▶ _Exercise_
For the entries below, report every line that includes the word "Email".

▶ _Given records_
__________

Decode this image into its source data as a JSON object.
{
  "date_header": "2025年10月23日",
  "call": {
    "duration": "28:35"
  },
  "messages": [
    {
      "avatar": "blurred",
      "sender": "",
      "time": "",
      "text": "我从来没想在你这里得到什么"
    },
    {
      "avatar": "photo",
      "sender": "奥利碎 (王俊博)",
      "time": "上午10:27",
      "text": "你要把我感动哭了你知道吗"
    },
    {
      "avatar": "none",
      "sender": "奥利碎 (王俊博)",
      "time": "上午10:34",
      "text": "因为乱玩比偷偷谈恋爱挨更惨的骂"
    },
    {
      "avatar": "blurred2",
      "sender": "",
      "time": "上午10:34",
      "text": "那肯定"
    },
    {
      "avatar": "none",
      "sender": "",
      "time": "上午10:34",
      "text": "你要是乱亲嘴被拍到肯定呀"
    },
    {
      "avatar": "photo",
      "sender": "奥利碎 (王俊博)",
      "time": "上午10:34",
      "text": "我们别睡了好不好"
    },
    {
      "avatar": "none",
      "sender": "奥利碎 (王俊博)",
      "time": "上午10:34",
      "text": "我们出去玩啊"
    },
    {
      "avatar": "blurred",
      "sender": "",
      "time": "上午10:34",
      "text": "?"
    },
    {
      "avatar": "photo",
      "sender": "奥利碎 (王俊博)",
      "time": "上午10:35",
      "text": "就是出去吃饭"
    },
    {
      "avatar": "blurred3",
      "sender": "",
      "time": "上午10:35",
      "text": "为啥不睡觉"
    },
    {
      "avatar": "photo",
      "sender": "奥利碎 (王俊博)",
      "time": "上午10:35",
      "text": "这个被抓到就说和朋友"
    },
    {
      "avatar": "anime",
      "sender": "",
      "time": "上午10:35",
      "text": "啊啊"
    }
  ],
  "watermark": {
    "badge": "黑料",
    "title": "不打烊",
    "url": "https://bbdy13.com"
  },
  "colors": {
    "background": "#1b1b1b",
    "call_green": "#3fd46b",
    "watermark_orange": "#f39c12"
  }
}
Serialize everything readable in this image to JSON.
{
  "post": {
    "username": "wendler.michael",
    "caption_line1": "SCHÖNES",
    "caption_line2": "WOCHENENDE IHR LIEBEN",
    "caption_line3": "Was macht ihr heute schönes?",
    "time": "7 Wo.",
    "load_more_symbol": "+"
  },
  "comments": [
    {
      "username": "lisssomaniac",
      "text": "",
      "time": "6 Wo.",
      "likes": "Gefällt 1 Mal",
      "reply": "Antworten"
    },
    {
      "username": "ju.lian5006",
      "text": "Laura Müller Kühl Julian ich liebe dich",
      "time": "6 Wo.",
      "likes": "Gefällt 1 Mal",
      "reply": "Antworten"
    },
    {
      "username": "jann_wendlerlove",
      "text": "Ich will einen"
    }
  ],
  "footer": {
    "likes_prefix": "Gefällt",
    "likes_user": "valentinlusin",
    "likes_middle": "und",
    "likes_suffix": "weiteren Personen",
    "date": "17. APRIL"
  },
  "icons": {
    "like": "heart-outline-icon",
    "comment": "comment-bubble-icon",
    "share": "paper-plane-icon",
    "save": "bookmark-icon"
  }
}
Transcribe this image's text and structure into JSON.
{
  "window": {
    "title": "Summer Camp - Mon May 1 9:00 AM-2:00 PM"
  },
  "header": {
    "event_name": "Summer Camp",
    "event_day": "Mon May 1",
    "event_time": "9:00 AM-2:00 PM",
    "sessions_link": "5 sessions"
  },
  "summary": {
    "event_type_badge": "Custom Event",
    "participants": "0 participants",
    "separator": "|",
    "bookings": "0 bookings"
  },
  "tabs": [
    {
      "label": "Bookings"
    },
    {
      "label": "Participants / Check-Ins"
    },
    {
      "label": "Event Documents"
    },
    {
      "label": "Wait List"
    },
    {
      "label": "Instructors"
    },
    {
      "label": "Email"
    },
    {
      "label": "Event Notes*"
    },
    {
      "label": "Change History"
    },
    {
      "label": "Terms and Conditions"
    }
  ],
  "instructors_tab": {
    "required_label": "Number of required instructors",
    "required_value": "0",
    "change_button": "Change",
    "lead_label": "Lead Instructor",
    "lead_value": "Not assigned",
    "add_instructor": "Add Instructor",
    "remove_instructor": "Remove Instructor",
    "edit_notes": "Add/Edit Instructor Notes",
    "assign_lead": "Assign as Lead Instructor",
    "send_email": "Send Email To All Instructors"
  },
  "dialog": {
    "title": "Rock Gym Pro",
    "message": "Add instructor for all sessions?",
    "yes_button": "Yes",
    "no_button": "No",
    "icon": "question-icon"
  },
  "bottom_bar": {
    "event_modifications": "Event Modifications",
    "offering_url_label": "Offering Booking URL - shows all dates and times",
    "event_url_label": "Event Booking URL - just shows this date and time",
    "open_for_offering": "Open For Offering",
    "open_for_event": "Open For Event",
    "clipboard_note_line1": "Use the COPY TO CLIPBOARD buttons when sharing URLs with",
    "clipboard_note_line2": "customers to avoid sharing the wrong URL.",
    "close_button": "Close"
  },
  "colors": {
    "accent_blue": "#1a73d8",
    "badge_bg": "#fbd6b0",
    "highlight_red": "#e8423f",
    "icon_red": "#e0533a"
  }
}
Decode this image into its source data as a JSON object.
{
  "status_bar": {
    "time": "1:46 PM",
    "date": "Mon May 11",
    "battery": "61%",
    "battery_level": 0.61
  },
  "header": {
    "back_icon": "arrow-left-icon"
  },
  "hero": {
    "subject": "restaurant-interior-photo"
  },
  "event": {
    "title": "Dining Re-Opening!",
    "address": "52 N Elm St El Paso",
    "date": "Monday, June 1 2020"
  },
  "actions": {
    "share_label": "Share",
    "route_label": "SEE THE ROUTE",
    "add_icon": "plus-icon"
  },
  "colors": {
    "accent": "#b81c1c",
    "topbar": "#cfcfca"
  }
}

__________

▶ _Output below_
      "label": "Email"
    "send_email": "Send Email To All Instructors"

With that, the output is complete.